#### [What you have to do]
Please copy each line of the records below that holds the word "xlsx".

---------- Input for this task ----------

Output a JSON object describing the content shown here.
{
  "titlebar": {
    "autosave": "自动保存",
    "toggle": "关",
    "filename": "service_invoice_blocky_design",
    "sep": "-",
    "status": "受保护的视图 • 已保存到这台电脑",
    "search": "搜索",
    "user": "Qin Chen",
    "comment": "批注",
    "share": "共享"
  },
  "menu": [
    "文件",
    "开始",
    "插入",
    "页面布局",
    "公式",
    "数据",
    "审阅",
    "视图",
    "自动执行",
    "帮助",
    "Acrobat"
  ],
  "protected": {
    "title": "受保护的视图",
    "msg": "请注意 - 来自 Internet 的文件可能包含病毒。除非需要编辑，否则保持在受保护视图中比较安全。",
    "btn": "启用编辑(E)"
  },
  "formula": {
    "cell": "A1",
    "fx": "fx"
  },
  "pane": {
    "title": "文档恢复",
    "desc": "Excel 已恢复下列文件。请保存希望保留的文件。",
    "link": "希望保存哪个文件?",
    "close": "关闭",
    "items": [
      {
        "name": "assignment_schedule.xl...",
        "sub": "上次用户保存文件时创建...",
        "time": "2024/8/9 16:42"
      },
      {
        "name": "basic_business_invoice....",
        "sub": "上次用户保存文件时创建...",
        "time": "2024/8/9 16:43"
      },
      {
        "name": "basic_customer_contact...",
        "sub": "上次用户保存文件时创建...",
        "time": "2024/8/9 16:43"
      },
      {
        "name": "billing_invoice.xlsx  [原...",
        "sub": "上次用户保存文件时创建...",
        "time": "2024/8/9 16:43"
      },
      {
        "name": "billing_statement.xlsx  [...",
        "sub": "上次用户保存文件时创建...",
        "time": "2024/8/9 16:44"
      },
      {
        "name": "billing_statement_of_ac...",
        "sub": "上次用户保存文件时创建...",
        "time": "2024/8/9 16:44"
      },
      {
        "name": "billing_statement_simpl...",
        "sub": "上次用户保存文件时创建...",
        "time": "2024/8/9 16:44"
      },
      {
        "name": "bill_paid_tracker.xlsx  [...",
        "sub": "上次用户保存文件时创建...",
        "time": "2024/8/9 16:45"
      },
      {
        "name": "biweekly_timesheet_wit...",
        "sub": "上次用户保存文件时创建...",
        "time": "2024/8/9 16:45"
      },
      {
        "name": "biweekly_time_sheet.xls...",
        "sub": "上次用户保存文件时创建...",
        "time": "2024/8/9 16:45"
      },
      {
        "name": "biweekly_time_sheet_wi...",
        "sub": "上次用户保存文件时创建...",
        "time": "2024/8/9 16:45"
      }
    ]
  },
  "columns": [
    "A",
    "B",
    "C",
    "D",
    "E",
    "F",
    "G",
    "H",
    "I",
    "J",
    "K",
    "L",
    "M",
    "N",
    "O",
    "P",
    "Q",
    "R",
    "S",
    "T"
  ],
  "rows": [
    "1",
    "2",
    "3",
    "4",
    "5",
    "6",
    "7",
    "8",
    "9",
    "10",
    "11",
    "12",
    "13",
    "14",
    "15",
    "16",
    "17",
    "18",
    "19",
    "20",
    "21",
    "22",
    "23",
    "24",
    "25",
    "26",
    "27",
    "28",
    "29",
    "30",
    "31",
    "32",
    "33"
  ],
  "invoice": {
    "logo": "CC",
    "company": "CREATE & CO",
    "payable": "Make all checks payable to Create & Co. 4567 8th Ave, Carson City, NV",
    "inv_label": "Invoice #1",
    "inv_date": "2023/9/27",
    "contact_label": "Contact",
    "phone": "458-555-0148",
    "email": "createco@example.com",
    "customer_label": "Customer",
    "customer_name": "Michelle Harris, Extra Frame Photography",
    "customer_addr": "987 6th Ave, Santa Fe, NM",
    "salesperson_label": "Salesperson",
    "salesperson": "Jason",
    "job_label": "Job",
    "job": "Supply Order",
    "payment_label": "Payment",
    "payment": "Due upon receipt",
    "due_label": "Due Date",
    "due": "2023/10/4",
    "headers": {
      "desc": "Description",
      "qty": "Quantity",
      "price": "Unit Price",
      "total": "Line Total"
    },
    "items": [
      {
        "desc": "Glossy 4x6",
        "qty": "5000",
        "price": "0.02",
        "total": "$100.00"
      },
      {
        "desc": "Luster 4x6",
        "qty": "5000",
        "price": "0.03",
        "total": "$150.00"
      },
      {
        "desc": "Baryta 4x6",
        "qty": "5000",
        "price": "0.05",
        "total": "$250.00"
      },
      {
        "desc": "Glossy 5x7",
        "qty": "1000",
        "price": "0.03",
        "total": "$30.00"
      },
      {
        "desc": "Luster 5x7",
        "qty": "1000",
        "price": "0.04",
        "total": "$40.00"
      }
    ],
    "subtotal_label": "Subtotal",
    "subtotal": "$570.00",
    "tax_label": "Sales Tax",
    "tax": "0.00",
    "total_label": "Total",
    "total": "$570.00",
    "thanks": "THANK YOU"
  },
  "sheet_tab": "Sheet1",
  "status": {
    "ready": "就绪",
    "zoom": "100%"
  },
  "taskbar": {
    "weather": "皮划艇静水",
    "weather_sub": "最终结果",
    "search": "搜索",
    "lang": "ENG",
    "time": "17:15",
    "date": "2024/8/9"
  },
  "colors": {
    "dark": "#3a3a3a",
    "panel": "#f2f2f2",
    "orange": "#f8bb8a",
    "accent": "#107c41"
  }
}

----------

#### [Output below]
        "name": "billing_invoice.xlsx  [原...",
        "name": "billing_statement.xlsx  [...",
        "name": "bill_paid_tracker.xlsx  [...",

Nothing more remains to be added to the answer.